How to Lead Teams
Updated: Sep 6
For those of you with kids, you know the developmental chart. It outlines the different skills and behaviors to expect at different ages. For the most part, a child has to master one stage before moving on to the next.
You can look at organizational team building in the same way. Every team transitions through a variety of developmental stages before it reaches productive maturity. At each milestone, a team will need different types of support and leadership.
But before we get to describing these developmental stages and how you lead through them, we have to ask you a question.
Are you leading a group or a team?
A group is a collective of mutually independent individuals with separate goals who are brought together by common interests and experience. Members may share resources, but every person is responsible for their own work.
A team is an interdependent group of individuals who share responsibility and are focused on a common goal. The most important characteristic of a team is their interdependence on each other. They focus on working together to maximize each other’s strengths and minimize weaknesses. The result: the whole is greater than the sum of its parts.
Think of your classic disaster movie. The characters start as a group, stepping onto a plane or a boat with their own agendas. They may interact with each other, but they are pursuing their own interests.
Then after the plane has crashed or the boat has sunk and they are deserted on an island in the middle of nowhere, they transform into a team. Only by focusing on the goal of getting off the island and gathering resources to meet that goal can they survive.
Back to the real world.

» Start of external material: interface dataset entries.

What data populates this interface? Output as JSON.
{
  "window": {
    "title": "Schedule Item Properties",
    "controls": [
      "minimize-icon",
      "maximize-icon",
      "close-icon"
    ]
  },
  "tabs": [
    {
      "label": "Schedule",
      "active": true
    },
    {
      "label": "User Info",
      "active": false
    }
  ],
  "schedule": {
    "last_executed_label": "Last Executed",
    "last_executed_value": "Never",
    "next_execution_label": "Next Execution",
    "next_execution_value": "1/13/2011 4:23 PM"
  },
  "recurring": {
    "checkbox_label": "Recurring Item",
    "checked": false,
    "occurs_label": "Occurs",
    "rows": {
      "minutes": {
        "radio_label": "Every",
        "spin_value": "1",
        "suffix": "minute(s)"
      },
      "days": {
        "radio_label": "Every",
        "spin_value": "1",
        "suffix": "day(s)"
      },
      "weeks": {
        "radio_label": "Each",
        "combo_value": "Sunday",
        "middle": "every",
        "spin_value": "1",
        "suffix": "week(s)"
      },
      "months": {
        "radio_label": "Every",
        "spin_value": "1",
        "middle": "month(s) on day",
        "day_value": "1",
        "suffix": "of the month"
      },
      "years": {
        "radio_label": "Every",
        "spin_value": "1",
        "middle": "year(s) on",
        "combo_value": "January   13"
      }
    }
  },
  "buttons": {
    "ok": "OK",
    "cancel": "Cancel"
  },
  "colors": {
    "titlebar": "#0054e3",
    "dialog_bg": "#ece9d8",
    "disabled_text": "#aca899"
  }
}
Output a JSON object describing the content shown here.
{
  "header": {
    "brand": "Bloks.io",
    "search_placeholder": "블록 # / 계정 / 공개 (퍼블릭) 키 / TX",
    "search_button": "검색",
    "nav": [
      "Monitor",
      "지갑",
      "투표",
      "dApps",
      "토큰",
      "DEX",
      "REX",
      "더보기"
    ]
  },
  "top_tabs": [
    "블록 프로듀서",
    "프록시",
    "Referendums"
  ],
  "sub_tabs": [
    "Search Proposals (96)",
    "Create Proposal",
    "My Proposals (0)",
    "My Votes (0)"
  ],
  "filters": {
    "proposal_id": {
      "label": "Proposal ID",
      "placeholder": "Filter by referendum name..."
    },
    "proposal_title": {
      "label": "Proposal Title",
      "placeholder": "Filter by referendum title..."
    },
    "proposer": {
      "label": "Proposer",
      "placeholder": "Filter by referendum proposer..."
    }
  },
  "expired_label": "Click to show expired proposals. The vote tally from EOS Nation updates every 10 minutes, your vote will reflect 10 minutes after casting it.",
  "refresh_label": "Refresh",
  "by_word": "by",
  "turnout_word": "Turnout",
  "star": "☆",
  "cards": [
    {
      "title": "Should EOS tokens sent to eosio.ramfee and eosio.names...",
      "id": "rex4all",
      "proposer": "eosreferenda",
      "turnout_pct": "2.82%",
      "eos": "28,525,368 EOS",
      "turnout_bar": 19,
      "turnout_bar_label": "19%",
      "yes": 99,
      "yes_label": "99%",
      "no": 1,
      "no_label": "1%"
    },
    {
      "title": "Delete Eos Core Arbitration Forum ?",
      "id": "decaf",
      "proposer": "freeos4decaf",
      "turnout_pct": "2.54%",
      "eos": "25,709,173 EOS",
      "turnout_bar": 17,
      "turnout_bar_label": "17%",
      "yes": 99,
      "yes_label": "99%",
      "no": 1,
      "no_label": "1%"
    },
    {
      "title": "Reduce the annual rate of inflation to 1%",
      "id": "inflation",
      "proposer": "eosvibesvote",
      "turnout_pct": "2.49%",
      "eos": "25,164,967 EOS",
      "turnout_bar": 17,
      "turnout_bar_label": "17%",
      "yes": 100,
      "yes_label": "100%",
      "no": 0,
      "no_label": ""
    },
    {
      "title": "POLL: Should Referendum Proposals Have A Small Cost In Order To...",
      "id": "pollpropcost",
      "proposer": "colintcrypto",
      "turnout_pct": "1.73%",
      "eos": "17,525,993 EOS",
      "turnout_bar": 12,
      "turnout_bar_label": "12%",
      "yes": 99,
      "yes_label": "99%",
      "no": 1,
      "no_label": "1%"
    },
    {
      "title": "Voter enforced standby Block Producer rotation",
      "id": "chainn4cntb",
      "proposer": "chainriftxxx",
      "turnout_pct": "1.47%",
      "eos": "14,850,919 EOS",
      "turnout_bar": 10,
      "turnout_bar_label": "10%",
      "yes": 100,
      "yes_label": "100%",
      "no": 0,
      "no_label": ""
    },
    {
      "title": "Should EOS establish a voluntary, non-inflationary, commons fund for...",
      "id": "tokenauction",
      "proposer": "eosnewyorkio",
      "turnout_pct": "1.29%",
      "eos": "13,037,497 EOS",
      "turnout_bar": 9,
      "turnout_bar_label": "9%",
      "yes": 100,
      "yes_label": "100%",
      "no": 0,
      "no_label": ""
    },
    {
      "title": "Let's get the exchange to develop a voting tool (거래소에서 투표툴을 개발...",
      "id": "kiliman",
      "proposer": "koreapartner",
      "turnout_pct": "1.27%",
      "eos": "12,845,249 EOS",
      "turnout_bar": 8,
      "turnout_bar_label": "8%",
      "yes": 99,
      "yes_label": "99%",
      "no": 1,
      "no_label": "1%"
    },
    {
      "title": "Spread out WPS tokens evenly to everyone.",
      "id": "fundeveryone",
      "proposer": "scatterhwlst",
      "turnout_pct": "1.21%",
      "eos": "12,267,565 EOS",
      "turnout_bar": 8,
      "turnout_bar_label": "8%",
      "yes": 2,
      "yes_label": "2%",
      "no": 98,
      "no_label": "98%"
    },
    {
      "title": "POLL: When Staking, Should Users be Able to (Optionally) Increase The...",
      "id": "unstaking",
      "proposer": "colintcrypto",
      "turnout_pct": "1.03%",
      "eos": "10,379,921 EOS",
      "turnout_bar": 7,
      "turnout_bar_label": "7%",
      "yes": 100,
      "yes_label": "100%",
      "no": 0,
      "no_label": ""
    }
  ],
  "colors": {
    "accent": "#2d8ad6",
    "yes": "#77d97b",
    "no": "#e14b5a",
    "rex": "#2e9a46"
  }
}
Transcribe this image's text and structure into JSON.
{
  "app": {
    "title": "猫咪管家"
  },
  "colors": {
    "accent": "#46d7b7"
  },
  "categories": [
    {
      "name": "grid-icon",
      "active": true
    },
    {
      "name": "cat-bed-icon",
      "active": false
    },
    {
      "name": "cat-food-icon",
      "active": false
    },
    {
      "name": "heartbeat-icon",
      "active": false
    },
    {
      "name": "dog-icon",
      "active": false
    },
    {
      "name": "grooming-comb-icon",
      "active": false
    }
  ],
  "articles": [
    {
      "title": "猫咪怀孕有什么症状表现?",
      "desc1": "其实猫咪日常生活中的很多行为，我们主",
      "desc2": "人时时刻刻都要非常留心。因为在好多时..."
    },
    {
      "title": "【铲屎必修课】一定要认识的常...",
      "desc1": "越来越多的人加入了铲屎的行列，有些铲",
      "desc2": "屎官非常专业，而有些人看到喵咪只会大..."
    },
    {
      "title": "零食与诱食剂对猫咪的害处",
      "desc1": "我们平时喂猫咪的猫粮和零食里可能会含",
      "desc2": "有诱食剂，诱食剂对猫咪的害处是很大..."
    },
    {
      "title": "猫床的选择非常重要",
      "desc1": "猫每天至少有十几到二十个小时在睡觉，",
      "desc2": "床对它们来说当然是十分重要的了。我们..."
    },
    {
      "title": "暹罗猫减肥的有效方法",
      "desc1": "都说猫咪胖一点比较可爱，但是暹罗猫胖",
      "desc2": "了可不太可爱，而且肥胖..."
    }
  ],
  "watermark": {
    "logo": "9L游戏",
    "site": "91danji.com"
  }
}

Think about your employees.
Are you leading a group? OR Are you leading a team?
In our next blog, we'll give you leadership tips for each developmental stage of a team.